**Directions for this task**
Leaving the images behind, copy every line of the records exactly.

[Excerpts from an interface dataset]
'''
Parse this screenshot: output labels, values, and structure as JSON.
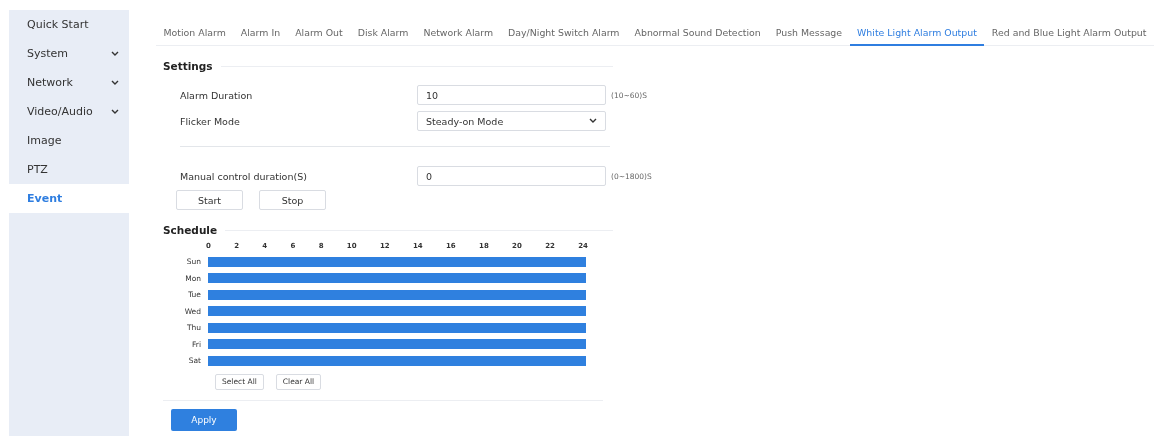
{
  "sidebar": {
    "items": [
      {
        "label": "Quick Start",
        "expandable": false,
        "selected": false
      },
      {
        "label": "System",
        "expandable": true,
        "selected": false
      },
      {
        "label": "Network",
        "expandable": true,
        "selected": false
      },
      {
        "label": "Video/Audio",
        "expandable": true,
        "selected": false
      },
      {
        "label": "Image",
        "expandable": false,
        "selected": false
      },
      {
        "label": "PTZ",
        "expandable": false,
        "selected": false
      },
      {
        "label": "Event",
        "expandable": false,
        "selected": true
      }
    ]
  },
  "tabs": [
    {
      "label": "Motion Alarm",
      "selected": false
    },
    {
      "label": "Alarm In",
      "selected": false
    },
    {
      "label": "Alarm Out",
      "selected": false
    },
    {
      "label": "Disk Alarm",
      "selected": false
    },
    {
      "label": "Network Alarm",
      "selected": false
    },
    {
      "label": "Day/Night Switch Alarm",
      "selected": false
    },
    {
      "label": "Abnormal Sound Detection",
      "selected": false
    },
    {
      "label": "Push Message",
      "selected": false
    },
    {
      "label": "White Light Alarm Output",
      "selected": true
    },
    {
      "label": "Red and Blue Light Alarm Output",
      "selected": false
    }
  ],
  "settings": {
    "title": "Settings",
    "fields": [
      {
        "kind": "input",
        "label": "Alarm Duration",
        "value": "10",
        "hint": "(10~60)S"
      },
      {
        "kind": "select",
        "label": "Flicker Mode",
        "value": "Steady-on Mode"
      },
      {
        "kind": "divider"
      },
      {
        "kind": "input",
        "label": "Manual control duration(S)",
        "value": "0",
        "hint": "(0~1800)S"
      }
    ],
    "buttons": [
      "Start",
      "Stop"
    ]
  },
  "schedule": {
    "title": "Schedule",
    "hours": [
      "0",
      "2",
      "4",
      "6",
      "8",
      "10",
      "12",
      "14",
      "16",
      "18",
      "20",
      "22",
      "24"
    ],
    "days": [
      {
        "label": "Sun",
        "on": true
      },
      {
        "label": "Mon",
        "on": true
      },
      {
        "label": "Tue",
        "on": true
      },
      {
        "label": "Wed",
        "on": true
      },
      {
        "label": "Thu",
        "on": true
      },
      {
        "label": "Fri",
        "on": true
      },
      {
        "label": "Sat",
        "on": true
      }
    ],
    "buttons": [
      "Select All",
      "Clear All"
    ]
  },
  "apply": "Apply"
}
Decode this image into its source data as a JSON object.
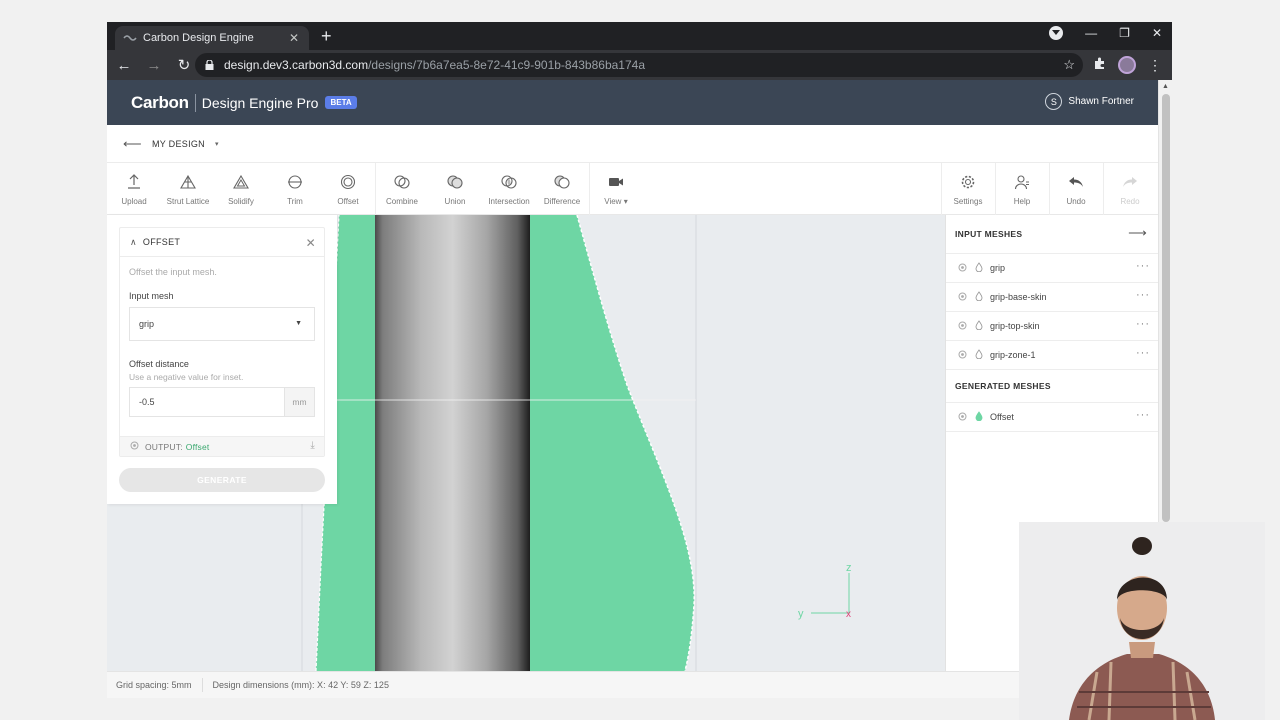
{
  "browser": {
    "tab_title": "Carbon Design Engine",
    "url_host": "design.dev3.carbon3d.com",
    "url_path": "/designs/7b6a7ea5-8e72-41c9-901b-843b86ba174a"
  },
  "header": {
    "brand": "Carbon",
    "product": "Design Engine Pro",
    "badge": "BETA",
    "user_initial": "S",
    "user_name": "Shawn Fortner"
  },
  "subheader": {
    "design_name": "MY DESIGN"
  },
  "toolbar": {
    "upload": "Upload",
    "strut_lattice": "Strut Lattice",
    "solidify": "Solidify",
    "trim": "Trim",
    "offset": "Offset",
    "combine": "Combine",
    "union": "Union",
    "intersection": "Intersection",
    "difference": "Difference",
    "view": "View",
    "settings": "Settings",
    "help": "Help",
    "undo": "Undo",
    "redo": "Redo"
  },
  "offset_panel": {
    "title": "OFFSET",
    "description": "Offset the input mesh.",
    "input_mesh_label": "Input mesh",
    "input_mesh_value": "grip",
    "distance_label": "Offset distance",
    "distance_hint": "Use a negative value for inset.",
    "distance_value": "-0.5",
    "distance_unit": "mm",
    "output_label": "OUTPUT:",
    "output_name": "Offset",
    "generate_label": "GENERATE"
  },
  "meshes": {
    "input_title": "INPUT MESHES",
    "input": [
      "grip",
      "grip-base-skin",
      "grip-top-skin",
      "grip-zone-1"
    ],
    "generated_title": "GENERATED MESHES",
    "generated": [
      "Offset"
    ]
  },
  "axes": {
    "z": "z",
    "y": "y",
    "x": "x"
  },
  "status": {
    "grid": "Grid spacing: 5mm",
    "dimensions": "Design dimensions (mm): X: 42  Y: 59  Z: 125"
  },
  "colors": {
    "mesh_green": "#6ed6a4",
    "header_bg": "#3b4655",
    "beta_badge": "#5b7de8",
    "output_green": "#3aa86f"
  }
}
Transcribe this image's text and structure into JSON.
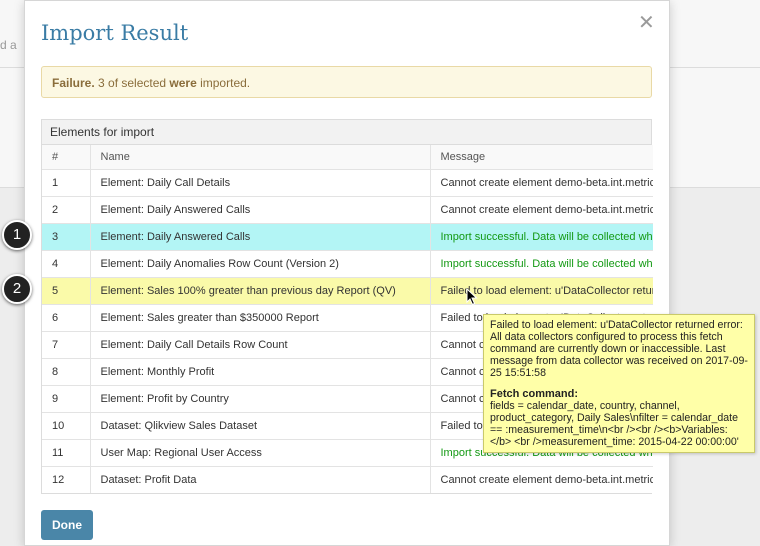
{
  "background": {
    "partial_text": "d a"
  },
  "modal": {
    "title": "Import Result",
    "close_glyph": "✕",
    "alert": {
      "strong": "Failure.",
      "mid": " 3 of selected ",
      "strong2": "were",
      "end": " imported."
    },
    "panel_title": "Elements for import",
    "columns": [
      "#",
      "Name",
      "Message"
    ],
    "rows": [
      {
        "num": "1",
        "name": "Element: Daily Call Details",
        "message": "Cannot create element demo-beta.int.metricinsights.com",
        "status": "std",
        "highlight": "none"
      },
      {
        "num": "2",
        "name": "Element: Daily Answered Calls",
        "message": "Cannot create element demo-beta.int.metricinsights.com",
        "status": "std",
        "highlight": "none"
      },
      {
        "num": "3",
        "name": "Element: Daily Answered Calls",
        "message": "Import successful. Data will be collected when",
        "status": "ok",
        "highlight": "cyan"
      },
      {
        "num": "4",
        "name": "Element: Daily Anomalies Row Count (Version 2)",
        "message": "Import successful. Data will be collected when",
        "status": "ok",
        "highlight": "none"
      },
      {
        "num": "5",
        "name": "Element: Sales 100% greater than previous day Report (QV)",
        "message": "Failed to load element: u'DataCollector returned",
        "status": "std",
        "highlight": "yellow"
      },
      {
        "num": "6",
        "name": "Element: Sales greater than $350000 Report",
        "message": "Failed to load element: u'DataCollector returned",
        "status": "std",
        "highlight": "none"
      },
      {
        "num": "7",
        "name": "Element: Daily Call Details Row Count",
        "message": "Cannot create element",
        "status": "std",
        "highlight": "none"
      },
      {
        "num": "8",
        "name": "Element: Monthly Profit",
        "message": "Cannot create element",
        "status": "std",
        "highlight": "none"
      },
      {
        "num": "9",
        "name": "Element: Profit by Country",
        "message": "Cannot create element",
        "status": "std",
        "highlight": "none"
      },
      {
        "num": "10",
        "name": "Dataset: Qlikview Sales Dataset",
        "message": "Failed to load",
        "status": "std",
        "highlight": "none"
      },
      {
        "num": "11",
        "name": "User Map: Regional User Access",
        "message": "Import successful. Data will be collected when",
        "status": "ok",
        "highlight": "none"
      },
      {
        "num": "12",
        "name": "Dataset: Profit Data",
        "message": "Cannot create element demo-beta.int.metricinsights.com",
        "status": "std",
        "highlight": "none"
      }
    ],
    "done_label": "Done"
  },
  "badges": [
    "1",
    "2"
  ],
  "tooltip": {
    "main": "Failed to load element: u'DataCollector returned error: All data collectors configured to process this fetch command are currently down or inaccessible. Last message from data collector was received on 2017-09-25 15:51:58",
    "fetch_heading": "Fetch command:",
    "fetch_body": "fields = calendar_date, country, channel, product_category, Daily Sales\\nfilter = calendar_date == :measurement_time\\n<br /><br /><b>Variables:</b> <br />measurement_time: 2015-04-22 00:00:00'"
  },
  "colors": {
    "title": "#3a7ca5",
    "done_button": "#4a86a8",
    "success_text": "#139913",
    "row_cyan": "#b3f5f5",
    "row_yellow": "#fafaa9",
    "tooltip_bg": "#ffffa8"
  }
}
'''
**Solved problem**
Parse this screenshot: output labels, values, and structure as JSON.
{
  "sidebar": {
    "items": [
      {
        "label": "Quick Start",
        "expandable": false,
        "selected": false
      },
      {
        "label": "System",
        "expandable": true,
        "selected": false
      },
      {
        "label": "Network",
        "expandable": true,
        "selected": false
      },
      {
        "label": "Video/Audio",
        "expandable": true,
        "selected": false
      },
      {
        "label": "Image",
        "expandable": false,
        "selected": false
      },
      {
        "label": "PTZ",
        "expandable": false,
        "selected": false
      },
      {
        "label": "Event",
        "expandable": false,
        "selected": true
      }
    ]
  },
  "tabs": [
    {
      "label": "Motion Alarm",
      "selected": false
    },
    {
      "label": "Alarm In",
      "selected": false
    },
    {
      "label": "Alarm Out",
      "selected": false
    },
    {
      "label": "Disk Alarm",
      "selected": false
    },
    {
      "label": "Network Alarm",
      "selected": false
    },
    {
      "label": "Day/Night Switch Alarm",
      "selected": false
    },
    {
      "label": "Abnormal Sound Detection",
      "selected": false
    },
    {
      "label": "Push Message",
      "selected": false
    },
    {
      "label": "White Light Alarm Output",
      "selected": true
    },
    {
      "label": "Red and Blue Light Alarm Output",
      "selected": false
    }
  ],
  "settings": {
    "title": "Settings",
    "fields": [
      {
        "kind": "input",
        "label": "Alarm Duration",
        "value": "10",
        "hint": "(10~60)S"
      },
      {
        "kind": "select",
        "label": "Flicker Mode",
        "value": "Steady-on Mode"
      },
      {
        "kind": "divider"
      },
      {
        "kind": "input",
        "label": "Manual control duration(S)",
        "value": "0",
        "hint": "(0~1800)S"
      }
    ],
    "buttons": [
      "Start",
      "Stop"
    ]
  },
  "schedule": {
    "title": "Schedule",
    "hours": [
      "0",
      "2",
      "4",
      "6",
      "8",
      "10",
      "12",
      "14",
      "16",
      "18",
      "20",
      "22",
      "24"
    ],
    "days": [
      {
        "label": "Sun",
        "on": true
      },
      {
        "label": "Mon",
        "on": true
      },
      {
        "label": "Tue",
        "on": true
      },
      {
        "label": "Wed",
        "on": true
      },
      {
        "label": "Thu",
        "on": true
      },
      {
        "label": "Fri",
        "on": true
      },
      {
        "label": "Sat",
        "on": true
      }
    ],
    "buttons": [
      "Select All",
      "Clear All"
    ]
  },
  "apply": "Apply"
}
Decode this image into its source data as a JSON object.
{
  "browser": {
    "tab_title": "Carbon Design Engine",
    "url_host": "design.dev3.carbon3d.com",
    "url_path": "/designs/7b6a7ea5-8e72-41c9-901b-843b86ba174a"
  },
  "header": {
    "brand": "Carbon",
    "product": "Design Engine Pro",
    "badge": "BETA",
    "user_initial": "S",
    "user_name": "Shawn Fortner"
  },
  "subheader": {
    "design_name": "MY DESIGN"
  },
  "toolbar": {
    "upload": "Upload",
    "strut_lattice": "Strut Lattice",
    "solidify": "Solidify",
    "trim": "Trim",
    "offset": "Offset",
    "combine": "Combine",
    "union": "Union",
    "intersection": "Intersection",
    "difference": "Difference",
    "view": "View",
    "settings": "Settings",
    "help": "Help",
    "undo": "Undo",
    "redo": "Redo"
  },
  "offset_panel": {
    "title": "OFFSET",
    "description": "Offset the input mesh.",
    "input_mesh_label": "Input mesh",
    "input_mesh_value": "grip",
    "distance_label": "Offset distance",
    "distance_hint": "Use a negative value for inset.",
    "distance_value": "-0.5",
    "distance_unit": "mm",
    "output_label": "OUTPUT:",
    "output_name": "Offset",
    "generate_label": "GENERATE"
  },
  "meshes": {
    "input_title": "INPUT MESHES",
    "input": [
      "grip",
      "grip-base-skin",
      "grip-top-skin",
      "grip-zone-1"
    ],
    "generated_title": "GENERATED MESHES",
    "generated": [
      "Offset"
    ]
  },
  "axes": {
    "z": "z",
    "y": "y",
    "x": "x"
  },
  "status": {
    "grid": "Grid spacing: 5mm",
    "dimensions": "Design dimensions (mm): X: 42  Y: 59  Z: 125"
  },
  "colors": {
    "mesh_green": "#6ed6a4",
    "header_bg": "#3b4655",
    "beta_badge": "#5b7de8",
    "output_green": "#3aa86f"
  }
}
Transcribe this image's text and structure into JSON.
{
  "background": {
    "partial_text": "d a"
  },
  "modal": {
    "title": "Import Result",
    "close_glyph": "✕",
    "alert": {
      "strong": "Failure.",
      "mid": " 3 of selected ",
      "strong2": "were",
      "end": " imported."
    },
    "panel_title": "Elements for import",
    "columns": [
      "#",
      "Name",
      "Message"
    ],
    "rows": [
      {
        "num": "1",
        "name": "Element: Daily Call Details",
        "message": "Cannot create element demo-beta.int.metricinsights.com",
        "status": "std",
        "highlight": "none"
      },
      {
        "num": "2",
        "name": "Element: Daily Answered Calls",
        "message": "Cannot create element demo-beta.int.metricinsights.com",
        "status": "std",
        "highlight": "none"
      },
      {
        "num": "3",
        "name": "Element: Daily Answered Calls",
        "message": "Import successful. Data will be collected when",
        "status": "ok",
        "highlight": "cyan"
      },
      {
        "num": "4",
        "name": "Element: Daily Anomalies Row Count (Version 2)",
        "message": "Import successful. Data will be collected when",
        "status": "ok",
        "highlight": "none"
      },
      {
        "num": "5",
        "name": "Element: Sales 100% greater than previous day Report (QV)",
        "message": "Failed to load element: u'DataCollector returned",
        "status": "std",
        "highlight": "yellow"
      },
      {
        "num": "6",
        "name": "Element: Sales greater than $350000 Report",
        "message": "Failed to load element: u'DataCollector returned",
        "status": "std",
        "highlight": "none"
      },
      {
        "num": "7",
        "name": "Element: Daily Call Details Row Count",
        "message": "Cannot create element",
        "status": "std",
        "highlight": "none"
      },
      {
        "num": "8",
        "name": "Element: Monthly Profit",
        "message": "Cannot create element",
        "status": "std",
        "highlight": "none"
      },
      {
        "num": "9",
        "name": "Element: Profit by Country",
        "message": "Cannot create element",
        "status": "std",
        "highlight": "none"
      },
      {
        "num": "10",
        "name": "Dataset: Qlikview Sales Dataset",
        "message": "Failed to load",
        "status": "std",
        "highlight": "none"
      },
      {
        "num": "11",
        "name": "User Map: Regional User Access",
        "message": "Import successful. Data will be collected when",
        "status": "ok",
        "highlight": "none"
      },
      {
        "num": "12",
        "name": "Dataset: Profit Data",
        "message": "Cannot create element demo-beta.int.metricinsights.com",
        "status": "std",
        "highlight": "none"
      }
    ],
    "done_label": "Done"
  },
  "badges": [
    "1",
    "2"
  ],
  "tooltip": {
    "main": "Failed to load element: u'DataCollector returned error: All data collectors configured to process this fetch command are currently down or inaccessible. Last message from data collector was received on 2017-09-25 15:51:58",
    "fetch_heading": "Fetch command:",
    "fetch_body": "fields = calendar_date, country, channel, product_category, Daily Sales\\nfilter = calendar_date == :measurement_time\\n<br /><br /><b>Variables:</b> <br />measurement_time: 2015-04-22 00:00:00'"
  },
  "colors": {
    "title": "#3a7ca5",
    "done_button": "#4a86a8",
    "success_text": "#139913",
    "row_cyan": "#b3f5f5",
    "row_yellow": "#fafaa9",
    "tooltip_bg": "#ffffa8"
  }
}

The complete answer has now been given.